Does anyone have any advice for me on how to get rid of (as in destroy totally) the fern that we know in South Africa as the 'sword fern' - it is a classified invasive species here and is all over my property. The veggie garden is thriving and everything else is going well, but the FERN - which manages to kill absolutely anything else around it - remains! I have been told by some local people here that covering with black plastic only makes the problem worse, gives them a boost for goodness sakes! The big problem is that I HAVE to get rid of it before the authorities come round with their poisons. I'm thinking the only way is boiling water and just intensive labour of manually pulling them out (but we are talking a seriously large area here). I also believe the salt water option will also be counter productive in the long run as I obviously would like to plant food and insect attracting plants once the wretched fern has gone. One other question....what, when I have removed the plants and all their horrible little bits, should I do with it? How safe is it to put on the compost heap?
I am just guessing, I live in the USA and have no experience with this fern.
But I cleared a terrible infestation of invasive thistle many years ago by kicking and spraying each thistle with distilled white vinegar. The kicking was not just frustration, the vinegar worked better when sprayed on damaged plant material. It worked well. It works best in full sun. Don’t try this if it is about to rain.
This is a LABOR INTENSIVE way of doing it. I enlisted other family members to help. But we cleared 20 acres of it.
I would suggest doing a small test. You should know if it will work within hours - it will shrivel up and turn black.
Things only thrive when there is something the soil has excessive amounts of, or lacks.
For instance here we have smooth bedstraw which thrives in highly acidic soil. To get rid of it, a person just needs to get the PH level up with lime.
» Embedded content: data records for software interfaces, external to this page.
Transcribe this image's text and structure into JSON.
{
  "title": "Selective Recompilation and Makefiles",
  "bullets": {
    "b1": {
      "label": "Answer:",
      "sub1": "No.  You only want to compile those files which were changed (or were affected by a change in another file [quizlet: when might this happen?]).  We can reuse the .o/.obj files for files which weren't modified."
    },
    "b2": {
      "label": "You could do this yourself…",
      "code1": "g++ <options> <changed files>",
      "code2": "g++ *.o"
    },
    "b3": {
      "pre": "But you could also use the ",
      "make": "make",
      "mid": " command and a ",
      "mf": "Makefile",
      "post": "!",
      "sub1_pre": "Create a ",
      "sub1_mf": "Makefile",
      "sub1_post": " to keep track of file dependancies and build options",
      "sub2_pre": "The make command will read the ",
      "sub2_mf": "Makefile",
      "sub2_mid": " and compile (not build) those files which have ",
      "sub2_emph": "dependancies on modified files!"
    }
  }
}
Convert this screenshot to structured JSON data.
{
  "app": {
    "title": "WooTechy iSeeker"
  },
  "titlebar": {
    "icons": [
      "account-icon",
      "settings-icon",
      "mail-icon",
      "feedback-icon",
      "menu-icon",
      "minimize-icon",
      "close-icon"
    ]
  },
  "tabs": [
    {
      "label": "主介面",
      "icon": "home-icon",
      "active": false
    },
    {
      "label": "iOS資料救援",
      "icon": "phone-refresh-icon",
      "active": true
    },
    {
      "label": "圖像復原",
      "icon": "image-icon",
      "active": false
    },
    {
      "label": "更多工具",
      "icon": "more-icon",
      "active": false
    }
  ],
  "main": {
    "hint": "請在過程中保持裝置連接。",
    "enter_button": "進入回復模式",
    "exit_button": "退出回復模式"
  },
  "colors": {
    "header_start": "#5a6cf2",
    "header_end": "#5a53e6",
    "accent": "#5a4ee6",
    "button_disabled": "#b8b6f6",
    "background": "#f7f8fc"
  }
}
Here Smooth Bedstraw came when the only limestone plant in New England, decided they would no longer sell lime for agricultural farms. When the PH level dropped, stressed the other grasses in the sward, Smooth Bedstraw came in!
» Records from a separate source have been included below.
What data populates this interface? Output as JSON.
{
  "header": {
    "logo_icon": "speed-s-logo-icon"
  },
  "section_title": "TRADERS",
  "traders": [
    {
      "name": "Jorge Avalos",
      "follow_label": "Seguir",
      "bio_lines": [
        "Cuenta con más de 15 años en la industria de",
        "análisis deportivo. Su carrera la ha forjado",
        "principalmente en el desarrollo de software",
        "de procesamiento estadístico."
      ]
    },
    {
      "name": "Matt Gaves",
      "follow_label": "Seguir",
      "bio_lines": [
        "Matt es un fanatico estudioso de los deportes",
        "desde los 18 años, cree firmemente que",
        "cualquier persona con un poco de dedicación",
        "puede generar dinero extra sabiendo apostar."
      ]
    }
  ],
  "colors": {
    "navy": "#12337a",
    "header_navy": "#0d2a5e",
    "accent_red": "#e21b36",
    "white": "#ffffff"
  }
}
In one of my fields I had a problem with milkweed, but that thrives when potash is low. A decent amount of potash got rid of all of it...in a weeks time!
I have successfully used sheep to graze-out poison ivy (their favorite food), as well as raspberries.
I would think there is something African Fern really likes, and just change it so that other species can compete with it.